Argatroban, Encysive's first FDA-approved product, is a thrombin inhibitor marketed by London-based GlaxoSmithKline plc for heparin-induced thrombocytopenia.
Cowen Securities Corp. in New York is acting as sole book-running manager for the offering, with RBC Capital Markets in Toronto as co-lead manager, and Needham & Co. in New York as co-manager. Encysive granted underwriters a 30-day option to purchase up to 975,000 shares to cover overallotments.
Marshall Edwards Joins Public Ranks In U.S.
Pricing its initial public offering in the U.S. was Sydney, Australia-based Novogen Ltd.'s oncology subsidiary, Marshall Edwards Inc., which said it is selling about 2.1 million common stock units at $7.50 each, raising $15.6 million. Each unit consists of one share of common stock and one warrant to purchase a share of common stock at an exercise price of $9 per share. The common stock and the warrants began trading separately on Nasdaq Thursday. The stock (NASDAQ:MSHL) closed at $7.15, up 90 cents, and the warrants (NASDAQ:MSHLW) ended the day at $2.70, up 70 cents.

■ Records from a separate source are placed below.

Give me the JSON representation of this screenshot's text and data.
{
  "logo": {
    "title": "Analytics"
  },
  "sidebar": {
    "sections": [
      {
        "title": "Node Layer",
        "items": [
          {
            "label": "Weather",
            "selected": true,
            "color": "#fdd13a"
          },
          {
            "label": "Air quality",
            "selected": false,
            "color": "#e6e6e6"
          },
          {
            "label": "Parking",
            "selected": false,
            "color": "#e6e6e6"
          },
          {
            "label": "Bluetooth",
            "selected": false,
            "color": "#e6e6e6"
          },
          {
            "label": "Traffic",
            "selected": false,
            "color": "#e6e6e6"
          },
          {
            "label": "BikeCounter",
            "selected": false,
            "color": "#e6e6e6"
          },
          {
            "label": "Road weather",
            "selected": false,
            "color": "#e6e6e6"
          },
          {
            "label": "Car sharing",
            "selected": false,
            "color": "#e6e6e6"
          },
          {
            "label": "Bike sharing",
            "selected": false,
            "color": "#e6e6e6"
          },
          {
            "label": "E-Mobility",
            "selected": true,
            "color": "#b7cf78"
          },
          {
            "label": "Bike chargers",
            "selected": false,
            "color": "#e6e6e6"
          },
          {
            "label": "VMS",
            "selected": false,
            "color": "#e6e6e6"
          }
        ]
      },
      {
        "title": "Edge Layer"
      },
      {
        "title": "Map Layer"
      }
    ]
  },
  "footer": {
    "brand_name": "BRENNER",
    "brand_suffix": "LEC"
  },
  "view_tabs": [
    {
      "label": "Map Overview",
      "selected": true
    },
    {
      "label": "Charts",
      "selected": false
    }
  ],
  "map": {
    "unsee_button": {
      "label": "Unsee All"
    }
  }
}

MEI had said in its September IPO filing that it expected to raise up to $13 million, with about $1.1 million going for Phase II trials of the multiple signal transduction regulator phenoxodiol as a monotherapy in several indications: early stage prostate cancer; squamous cell carcinoma of the cervix, vagina and vulva; and possibly other tumors, such as breast cancer in which diagnosis of early stage disease is available. (See BioWorld Today, Sept. 29, 2003.)
In June, the FDA approved an investigational new drug application to start the Phase II trial of oral phenoxodiol in women with SCC. The drug is a small molecule in the isoflavene family that specifically targets the protein sphingosine kinase to block cancer cells' division and migration and induces them to die. It can be dosed orally, intravenously, or through the skin, and both of the first two routes of administration are in development.
Another $4.2 million of the IPO proceeds was earmarked for Phase II trials of the drug in combinational therapy with standard cancer drugs for late-stage, chemo-resistant ovarian cancer, and possibly other tumors, such as renal cancer. A year ago, MEI started Phase II trials with phenoxodiol in patients with leukemia at the Royal North Shore Hospital in Sydney.
The rest of the proceeds were designated for general corporate purposes, including potential payments by MEI to parent company Novogen - which makes and sells dietary supplements - under the terms of their license agreement.